The text, and the Photo-Essay published below, are part of an effort by Noria to analyze the evolution of the Colombian Peace Process, in the context of the May 2022 Presidential elections in the country.
A year ago, we published a Policy Paper by Jacobo Grajales, analyzing land conflicts, violence, and capitalism in Colombia.
In this occasion, we present the work of our Research and Photographer Fellow, Tomás Ayuso. Tomas is a Honduran writer and documentary photojournalist. His work focuses on Latin American conflict as it relates to the Drug War, forced displacement, and urban dispossession. Tomas seeks to bind the disparate threads of communities into the grand, interlinked story of the Western Hemisphere. In covering the different types of violences facing the region’s people, he hopes to record a narrative of both continental struggles and local successes.
In 2016, I moved to Colombia just as the fifty-year conflict was drawing to a negotiated, peaceful end. At least, that’s what the hope was back in those heady days preceding the minting of the accords between the Colombian state, representatives of civil society, and the high command of the FARC.
In the five years since then, many of the lofty ideals underpinning the peace pact have come undone. With over 1000 murdered activists since 2016, a multiplication in armed actors, and the looming specter of a Plan Colombia redux, far-reaching political instability from the most remote village to the highest echelons of Colombian society spreads unease across a country that was once poised to right historic wrongs.
The answer as to how the conflicting elation and cautious optimism of 2016 turned to ashen resignation that peace is doomed for failure vary from sector to sector. Some argue that they were set to collapse from the outset, others blame the persistent opposition by hawks who never gave the precepts of the accords a chance to materialize. Wherever the fault may lay, there are few who see what is happening in Colombia a half-decade since the official end of the conflict and claim that it truly concluded.
What follows are stories and reflections of my three years in Colombia (2016-2018). I chose to document the end of conflict and how it developed in the immediate aftermath.
In seeing these pictures in 2021, and reading my notes of the period, I’m struck by how accurate the stated predictions in conversations with both peace promoters and critics, the victims and victimizers, turned out to be. They were not doomsaying as events unfolded around them, as I thought at the time, but rather, knew full well what the contours of their community’s future held in store.
These photographs, therefore, are glimpses from that brief liminal period of post-conflict. Seemingly lost to time, the country now reckons with the consequences of the unenforced promise of peace, whether by design or by negligence. A time when hope met with grievances, justice clashed with impunity, and a way out of fifty years of conflict was still undefined.

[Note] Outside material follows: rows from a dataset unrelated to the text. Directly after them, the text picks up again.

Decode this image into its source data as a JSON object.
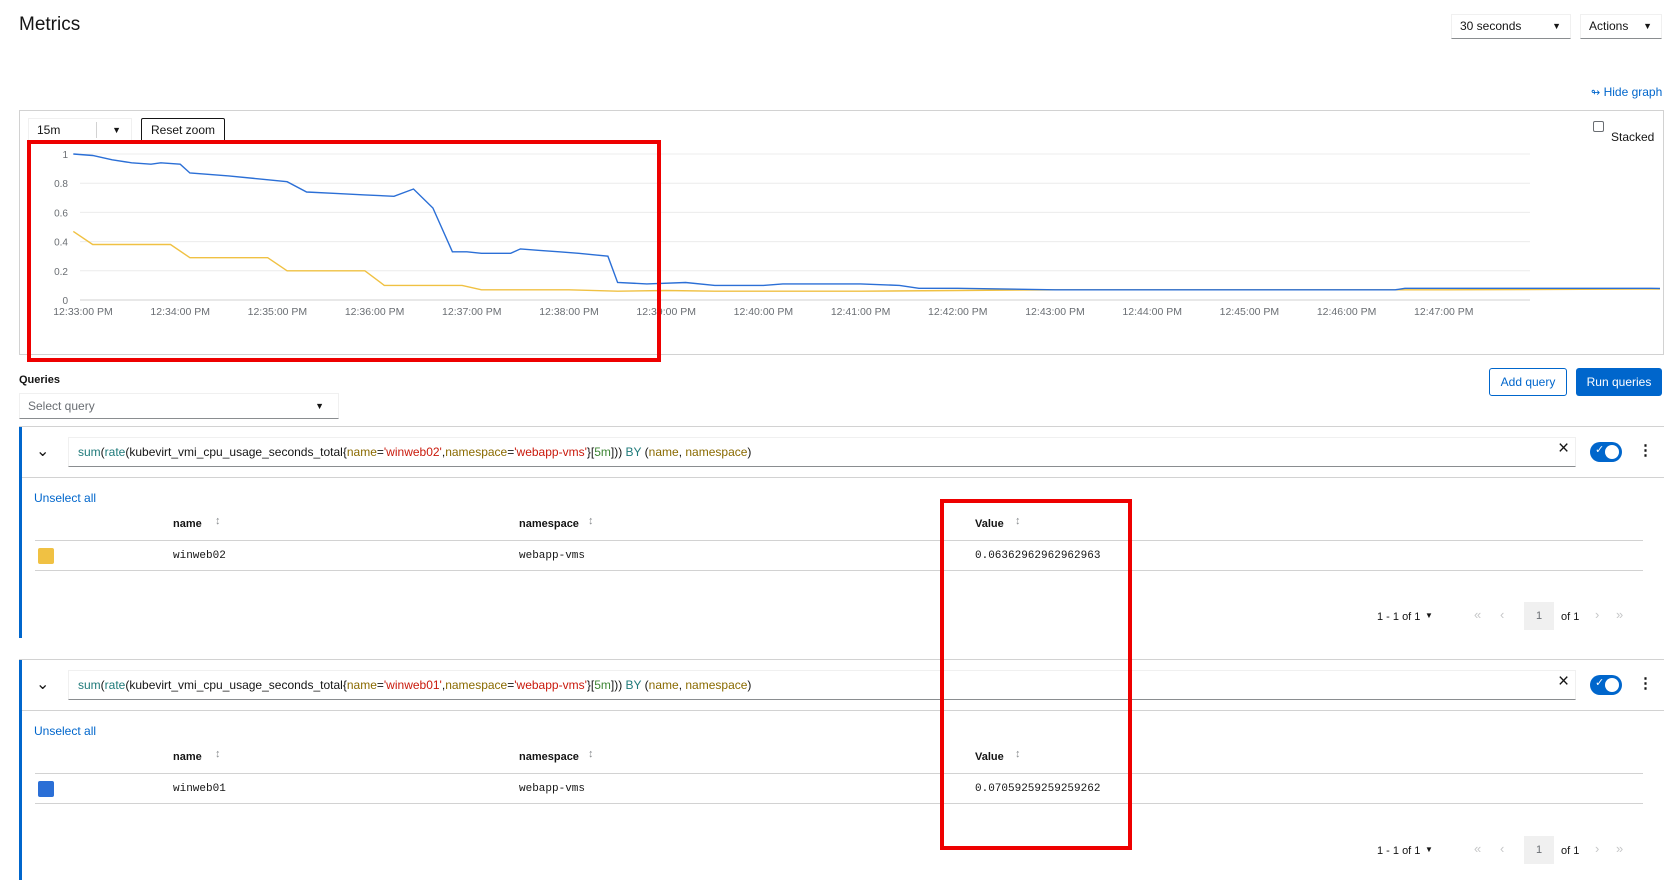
{
  "header": {
    "title": "Metrics",
    "refresh_interval": "30 seconds",
    "actions_label": "Actions"
  },
  "graph": {
    "hide_graph_label": "Hide graph",
    "time_range": "15m",
    "reset_zoom_label": "Reset zoom",
    "stacked_label": "Stacked",
    "stacked_checked": false
  },
  "queries": {
    "section_title": "Queries",
    "select_placeholder": "Select query",
    "add_query_label": "Add query",
    "run_queries_label": "Run queries",
    "items": [
      {
        "expression": "sum(rate(kubevirt_vmi_cpu_usage_seconds_total{name='winweb02',namespace='webapp-vms'}[5m])) BY (name, namespace)",
        "tokens": [
          {
            "t": "sum",
            "c": "t-fn"
          },
          {
            "t": "(",
            "c": "t-punc"
          },
          {
            "t": "rate",
            "c": "t-fn"
          },
          {
            "t": "(",
            "c": "t-punc"
          },
          {
            "t": "kubevirt_vmi_cpu_usage_seconds_total",
            "c": "t-metric"
          },
          {
            "t": "{",
            "c": "t-punc"
          },
          {
            "t": "name",
            "c": "t-label"
          },
          {
            "t": "=",
            "c": "t-punc"
          },
          {
            "t": "'winweb02'",
            "c": "t-str"
          },
          {
            "t": ",",
            "c": "t-punc"
          },
          {
            "t": "namespace",
            "c": "t-label"
          },
          {
            "t": "=",
            "c": "t-punc"
          },
          {
            "t": "'webapp-vms'",
            "c": "t-str"
          },
          {
            "t": "}[",
            "c": "t-punc"
          },
          {
            "t": "5m",
            "c": "t-num"
          },
          {
            "t": "]))",
            "c": "t-punc"
          },
          {
            "t": " BY ",
            "c": "t-kw"
          },
          {
            "t": "(",
            "c": "t-punc"
          },
          {
            "t": "name",
            "c": "t-label"
          },
          {
            "t": ", ",
            "c": "t-punc"
          },
          {
            "t": "namespace",
            "c": "t-label"
          },
          {
            "t": ")",
            "c": "t-punc"
          }
        ],
        "enabled": true,
        "unselect_all_label": "Unselect all",
        "columns": [
          "name",
          "namespace",
          "Value"
        ],
        "rows": [
          {
            "color": "#f0c143",
            "name": "winweb02",
            "namespace": "webapp-vms",
            "value": "0.06362962962962963"
          }
        ],
        "pagination": {
          "range": "1 - 1 of 1",
          "page": "1",
          "of_label": "of 1"
        }
      },
      {
        "expression": "sum(rate(kubevirt_vmi_cpu_usage_seconds_total{name='winweb01',namespace='webapp-vms'}[5m])) BY (name, namespace)",
        "tokens": [
          {
            "t": "sum",
            "c": "t-fn"
          },
          {
            "t": "(",
            "c": "t-punc"
          },
          {
            "t": "rate",
            "c": "t-fn"
          },
          {
            "t": "(",
            "c": "t-punc"
          },
          {
            "t": "kubevirt_vmi_cpu_usage_seconds_total",
            "c": "t-metric"
          },
          {
            "t": "{",
            "c": "t-punc"
          },
          {
            "t": "name",
            "c": "t-label"
          },
          {
            "t": "=",
            "c": "t-punc"
          },
          {
            "t": "'winweb01'",
            "c": "t-str"
          },
          {
            "t": ",",
            "c": "t-punc"
          },
          {
            "t": "namespace",
            "c": "t-label"
          },
          {
            "t": "=",
            "c": "t-punc"
          },
          {
            "t": "'webapp-vms'",
            "c": "t-str"
          },
          {
            "t": "}[",
            "c": "t-punc"
          },
          {
            "t": "5m",
            "c": "t-num"
          },
          {
            "t": "]))",
            "c": "t-punc"
          },
          {
            "t": " BY ",
            "c": "t-kw"
          },
          {
            "t": "(",
            "c": "t-punc"
          },
          {
            "t": "name",
            "c": "t-label"
          },
          {
            "t": ", ",
            "c": "t-punc"
          },
          {
            "t": "namespace",
            "c": "t-label"
          },
          {
            "t": ")",
            "c": "t-punc"
          }
        ],
        "enabled": true,
        "unselect_all_label": "Unselect all",
        "columns": [
          "name",
          "namespace",
          "Value"
        ],
        "rows": [
          {
            "color": "#2b6fd6",
            "name": "winweb01",
            "namespace": "webapp-vms",
            "value": "0.07059259259259262"
          }
        ],
        "pagination": {
          "range": "1 - 1 of 1",
          "page": "1",
          "of_label": "of 1"
        }
      }
    ]
  },
  "icons": {
    "dropdown": "caret-down-icon",
    "hide_graph": "compress-icon",
    "expand": "chevron-down-icon",
    "clear": "close-icon",
    "menu": "kebab-icon",
    "first": "angle-double-left-icon",
    "prev": "angle-left-icon",
    "next": "angle-right-icon",
    "last": "angle-double-right-icon"
  },
  "colors": {
    "accent": "#0066cc",
    "series_winweb02": "#f0c143",
    "series_winweb01": "#2b6fd6",
    "highlight": "#ee0000"
  },
  "chart_data": {
    "type": "line",
    "xlabel": "",
    "ylabel": "",
    "ylim": [
      0,
      1
    ],
    "yticks": [
      "0",
      "0.2",
      "0.4",
      "0.6",
      "0.8",
      "1"
    ],
    "xticks": [
      "12:33:00 PM",
      "12:34:00 PM",
      "12:35:00 PM",
      "12:36:00 PM",
      "12:37:00 PM",
      "12:38:00 PM",
      "12:39:00 PM",
      "12:40:00 PM",
      "12:41:00 PM",
      "12:42:00 PM",
      "12:43:00 PM",
      "12:44:00 PM",
      "12:45:00 PM",
      "12:46:00 PM",
      "12:47:00 PM"
    ],
    "grid": true,
    "x_unit": "minutes after 12:33:00 PM",
    "series": [
      {
        "name": "winweb01",
        "color": "#2b6fd6",
        "points": [
          [
            -0.1,
            1.0
          ],
          [
            0.1,
            0.99
          ],
          [
            0.3,
            0.96
          ],
          [
            0.5,
            0.94
          ],
          [
            0.7,
            0.93
          ],
          [
            0.8,
            0.94
          ],
          [
            1.0,
            0.93
          ],
          [
            1.1,
            0.87
          ],
          [
            1.3,
            0.86
          ],
          [
            1.5,
            0.85
          ],
          [
            1.8,
            0.83
          ],
          [
            2.1,
            0.81
          ],
          [
            2.3,
            0.74
          ],
          [
            2.6,
            0.73
          ],
          [
            2.9,
            0.72
          ],
          [
            3.2,
            0.71
          ],
          [
            3.4,
            0.76
          ],
          [
            3.6,
            0.63
          ],
          [
            3.8,
            0.33
          ],
          [
            3.95,
            0.33
          ],
          [
            4.1,
            0.32
          ],
          [
            4.4,
            0.32
          ],
          [
            4.5,
            0.35
          ],
          [
            4.7,
            0.34
          ],
          [
            4.9,
            0.33
          ],
          [
            5.1,
            0.32
          ],
          [
            5.4,
            0.3
          ],
          [
            5.5,
            0.12
          ],
          [
            5.8,
            0.11
          ],
          [
            6.2,
            0.12
          ],
          [
            6.5,
            0.1
          ],
          [
            7.0,
            0.1
          ],
          [
            7.2,
            0.11
          ],
          [
            7.5,
            0.11
          ],
          [
            8.0,
            0.11
          ],
          [
            8.4,
            0.1
          ],
          [
            8.6,
            0.08
          ],
          [
            9.0,
            0.08
          ],
          [
            10.0,
            0.07
          ],
          [
            12.0,
            0.07
          ],
          [
            13.5,
            0.07
          ],
          [
            13.6,
            0.08
          ],
          [
            14.5,
            0.08
          ],
          [
            16.0,
            0.08
          ],
          [
            18.0,
            0.075
          ],
          [
            20.0,
            0.07
          ],
          [
            22.0,
            0.07
          ],
          [
            24.0,
            0.07
          ],
          [
            26.0,
            0.08
          ]
        ]
      },
      {
        "name": "winweb02",
        "color": "#f0c143",
        "points": [
          [
            -0.1,
            0.47
          ],
          [
            0.1,
            0.38
          ],
          [
            0.5,
            0.38
          ],
          [
            0.9,
            0.38
          ],
          [
            1.1,
            0.29
          ],
          [
            1.5,
            0.29
          ],
          [
            1.9,
            0.29
          ],
          [
            2.1,
            0.2
          ],
          [
            2.5,
            0.2
          ],
          [
            2.9,
            0.2
          ],
          [
            3.1,
            0.1
          ],
          [
            3.5,
            0.1
          ],
          [
            3.9,
            0.1
          ],
          [
            4.1,
            0.07
          ],
          [
            4.5,
            0.07
          ],
          [
            5.0,
            0.07
          ],
          [
            5.5,
            0.06
          ],
          [
            6.0,
            0.065
          ],
          [
            6.5,
            0.06
          ],
          [
            7.0,
            0.06
          ],
          [
            8.0,
            0.06
          ],
          [
            9.0,
            0.065
          ],
          [
            10.0,
            0.07
          ],
          [
            12.0,
            0.07
          ],
          [
            14.0,
            0.07
          ],
          [
            16.0,
            0.075
          ],
          [
            18.0,
            0.075
          ],
          [
            20.0,
            0.07
          ],
          [
            22.0,
            0.07
          ],
          [
            24.0,
            0.065
          ],
          [
            26.0,
            0.07
          ]
        ]
      }
    ]
  }
}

While there is still hope that the lofty values of the accords can be rescued, what exists today remains a very close approximation to the low-intensity state of indignity and conflict that existed before 2016. The same causes persist, the same actors adapt, and the same victims endure.
The Photos presented in this article belong to Tomas Ayuso.